Apple Computer traded as low as $50.16 on July 14; following the levels outlined in the May 2 article, this would have allowed for the opportunity to increase positions around my annual value level at $51.86. At that time, the stock was more than 20% undervalued and oversold, making a buy at $51.86 worth the risk at a 52-week low. The stock is back above its 200-day simple moving average (SMA) at $65.93, with quarterly and monthly risky levels at $73.55 and $76.15, where investors should consider booking profits. Last Friday, Apple shares got pealed by another round of issues concerning the backdating of options, this time back to September 2002. Apple stabilized and closed above its 200-day SMA.
Clear Channel has traded between $28.59 and $31.64 since May 2 and is right back to where it started; this is a better performance than those of its satellite competitors. The company reports its quarterly results before the bell Tuesday; EPS is expected to be 41 cents.
Clear Channel reported an EPS of 39 cents on Tuesday.
Cox Radio popped a quick 30% to $16.58 within days of my May 2 column. It subsequently dropped back to $13.34 on June 13, and closed Friday at $14.97, up 18%, while Sirius' stock was down 14.7% and XM's was down 35.7%.
Sirius Satellite Radio reported 4.678 million subscribers at the end of the second quarter, up 158% year over year. It projects 6.3 million subs at the end of 2006. Sirius is still rated a sell and should continue to trade between its 200-week SMA at $3.79 and my semiannual pivot at $4.87.
My monthly pivot at $4.34 provided blocking action on the positive reaction to the second-quarter earnings report on July 31. The May 24 low was the last test of the 200-week SMA when it was at $3.65. At $3.79, Sirius would be 17.6% undervalued, so I would not be an aggressive buyer. Sirius has been rated a sell according to ValuEngine since Dec. 8 when it was trading around $7.50. On Dec. 8, I wrote a controversial column, "
Time to Sell Sirius."
XM Satellite Radio traded below $10 after its earnings report on July 27 but snapped back after a low of $9.63 on the power of a monthly pivot at $10.62.
Jim Cramer is a director and co-founder of TheStreet.com. He contributes daily market commentary for TheStreet.com's sites and serves as an adviser to the company's CEO.
William Gabrielski is a research analyst at TheStreet.com.

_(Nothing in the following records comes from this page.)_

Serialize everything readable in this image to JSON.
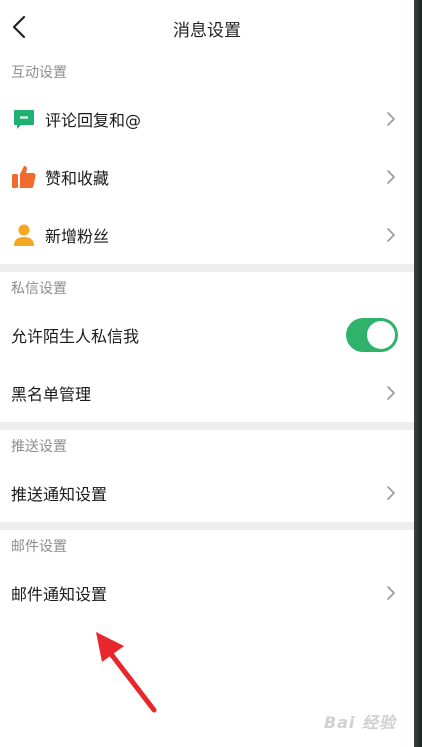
{
  "header": {
    "title": "消息设置"
  },
  "sections": {
    "interaction": {
      "label": "互动设置",
      "items": [
        {
          "label": "评论回复和@"
        },
        {
          "label": "赞和收藏"
        },
        {
          "label": "新增粉丝"
        }
      ]
    },
    "private_message": {
      "label": "私信设置",
      "allow_strangers_label": "允许陌生人私信我",
      "allow_strangers_enabled": true,
      "blacklist_label": "黑名单管理"
    },
    "push": {
      "label": "推送设置",
      "push_notification_label": "推送通知设置"
    },
    "mail": {
      "label": "邮件设置",
      "mail_notification_label": "邮件通知设置"
    }
  },
  "watermark": {
    "text": "Bai 经验"
  },
  "colors": {
    "toggle_on": "#2fb36a",
    "comment_icon": "#1fb174",
    "like_icon": "#f26a2e",
    "follower_icon": "#f5a623",
    "annotation_arrow": "#e8262c"
  }
}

Richard Suttmeier is president of Global Market Consultants, Ltd., chief market strategist for Joseph Stevens & Co., a full service brokerage firm located in Lower Manhattan.